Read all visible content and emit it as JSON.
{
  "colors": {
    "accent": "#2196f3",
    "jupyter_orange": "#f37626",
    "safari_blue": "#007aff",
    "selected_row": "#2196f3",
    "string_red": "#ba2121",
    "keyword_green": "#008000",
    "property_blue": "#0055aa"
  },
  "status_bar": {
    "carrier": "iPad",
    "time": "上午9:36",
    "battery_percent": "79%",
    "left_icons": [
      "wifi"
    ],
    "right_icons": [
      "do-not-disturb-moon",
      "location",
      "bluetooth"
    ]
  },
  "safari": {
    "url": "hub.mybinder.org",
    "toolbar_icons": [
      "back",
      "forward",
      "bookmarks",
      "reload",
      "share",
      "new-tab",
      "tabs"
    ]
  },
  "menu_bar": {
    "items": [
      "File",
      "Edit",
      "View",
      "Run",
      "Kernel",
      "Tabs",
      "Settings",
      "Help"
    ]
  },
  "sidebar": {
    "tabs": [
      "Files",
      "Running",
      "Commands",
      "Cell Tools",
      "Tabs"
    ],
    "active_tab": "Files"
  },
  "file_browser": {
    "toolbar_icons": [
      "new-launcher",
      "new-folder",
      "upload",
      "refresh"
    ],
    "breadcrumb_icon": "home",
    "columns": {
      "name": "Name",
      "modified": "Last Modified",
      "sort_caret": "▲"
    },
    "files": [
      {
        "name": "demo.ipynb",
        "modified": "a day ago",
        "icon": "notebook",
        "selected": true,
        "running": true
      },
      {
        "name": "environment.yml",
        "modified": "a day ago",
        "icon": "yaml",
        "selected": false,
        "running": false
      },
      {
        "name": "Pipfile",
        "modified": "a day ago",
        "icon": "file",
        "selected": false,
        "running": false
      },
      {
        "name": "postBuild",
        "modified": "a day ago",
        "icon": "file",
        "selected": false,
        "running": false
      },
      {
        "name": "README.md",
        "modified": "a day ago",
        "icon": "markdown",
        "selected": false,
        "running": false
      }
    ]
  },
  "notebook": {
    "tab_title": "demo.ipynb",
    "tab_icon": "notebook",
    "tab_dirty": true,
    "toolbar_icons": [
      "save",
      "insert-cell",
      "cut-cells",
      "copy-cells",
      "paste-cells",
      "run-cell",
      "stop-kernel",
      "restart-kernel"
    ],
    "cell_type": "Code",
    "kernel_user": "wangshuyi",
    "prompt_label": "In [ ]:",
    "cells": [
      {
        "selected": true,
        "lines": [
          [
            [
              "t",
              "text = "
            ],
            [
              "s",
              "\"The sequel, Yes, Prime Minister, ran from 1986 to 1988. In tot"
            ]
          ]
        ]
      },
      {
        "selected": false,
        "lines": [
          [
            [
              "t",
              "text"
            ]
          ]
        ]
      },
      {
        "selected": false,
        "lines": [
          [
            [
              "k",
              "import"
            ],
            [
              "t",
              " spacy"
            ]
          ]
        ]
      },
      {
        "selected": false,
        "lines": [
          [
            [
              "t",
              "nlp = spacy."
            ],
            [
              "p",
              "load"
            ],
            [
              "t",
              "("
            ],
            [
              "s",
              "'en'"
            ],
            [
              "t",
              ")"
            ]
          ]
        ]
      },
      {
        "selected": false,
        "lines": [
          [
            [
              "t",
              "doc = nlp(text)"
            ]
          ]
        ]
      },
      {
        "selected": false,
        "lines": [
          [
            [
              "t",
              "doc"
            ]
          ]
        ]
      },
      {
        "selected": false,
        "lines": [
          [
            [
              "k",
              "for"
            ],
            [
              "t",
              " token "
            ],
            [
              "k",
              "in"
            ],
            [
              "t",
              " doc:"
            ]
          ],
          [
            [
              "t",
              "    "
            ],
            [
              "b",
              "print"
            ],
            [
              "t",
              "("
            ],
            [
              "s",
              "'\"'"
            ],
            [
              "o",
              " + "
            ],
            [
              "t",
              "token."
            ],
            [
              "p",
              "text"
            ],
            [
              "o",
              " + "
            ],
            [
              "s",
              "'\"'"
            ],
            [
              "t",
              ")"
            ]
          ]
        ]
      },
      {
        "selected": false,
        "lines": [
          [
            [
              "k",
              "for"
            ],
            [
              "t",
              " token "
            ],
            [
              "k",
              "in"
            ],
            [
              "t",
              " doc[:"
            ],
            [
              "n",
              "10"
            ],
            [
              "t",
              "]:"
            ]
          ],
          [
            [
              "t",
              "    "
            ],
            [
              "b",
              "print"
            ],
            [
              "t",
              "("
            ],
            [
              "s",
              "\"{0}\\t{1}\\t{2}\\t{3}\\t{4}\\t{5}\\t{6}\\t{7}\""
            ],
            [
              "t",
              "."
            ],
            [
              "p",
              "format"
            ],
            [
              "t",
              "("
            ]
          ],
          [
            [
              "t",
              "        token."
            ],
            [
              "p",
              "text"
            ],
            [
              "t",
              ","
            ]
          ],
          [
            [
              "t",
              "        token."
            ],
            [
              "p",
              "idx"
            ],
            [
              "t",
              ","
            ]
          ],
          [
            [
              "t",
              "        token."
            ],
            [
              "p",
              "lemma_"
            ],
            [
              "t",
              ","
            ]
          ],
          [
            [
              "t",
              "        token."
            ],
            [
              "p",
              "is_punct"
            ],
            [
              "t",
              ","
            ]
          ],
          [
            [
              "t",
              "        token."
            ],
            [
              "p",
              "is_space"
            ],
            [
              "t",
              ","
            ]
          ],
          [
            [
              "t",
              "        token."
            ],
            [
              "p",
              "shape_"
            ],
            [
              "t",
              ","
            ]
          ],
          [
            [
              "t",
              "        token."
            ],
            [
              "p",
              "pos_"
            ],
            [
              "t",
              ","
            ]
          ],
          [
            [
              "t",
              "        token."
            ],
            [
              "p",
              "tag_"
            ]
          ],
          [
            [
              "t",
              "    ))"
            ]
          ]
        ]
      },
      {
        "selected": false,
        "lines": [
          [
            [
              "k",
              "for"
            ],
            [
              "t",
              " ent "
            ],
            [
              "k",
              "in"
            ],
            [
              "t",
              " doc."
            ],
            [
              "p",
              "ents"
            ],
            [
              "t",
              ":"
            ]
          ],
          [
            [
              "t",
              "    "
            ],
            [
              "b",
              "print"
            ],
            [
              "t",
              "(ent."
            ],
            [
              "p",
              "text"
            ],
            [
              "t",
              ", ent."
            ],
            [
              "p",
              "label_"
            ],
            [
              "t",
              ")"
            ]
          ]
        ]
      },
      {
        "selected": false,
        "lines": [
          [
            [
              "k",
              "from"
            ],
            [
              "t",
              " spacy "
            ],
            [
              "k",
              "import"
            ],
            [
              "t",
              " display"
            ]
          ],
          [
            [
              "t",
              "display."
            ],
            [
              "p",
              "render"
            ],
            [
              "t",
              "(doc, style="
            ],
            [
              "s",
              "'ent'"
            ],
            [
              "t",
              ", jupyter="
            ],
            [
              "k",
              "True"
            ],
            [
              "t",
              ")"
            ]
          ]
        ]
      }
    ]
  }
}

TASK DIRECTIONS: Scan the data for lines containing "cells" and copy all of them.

OUTPUT FOR THIS EXERCISE:
      "cut-cells",
      "copy-cells",
      "paste-cells",
    "cells": [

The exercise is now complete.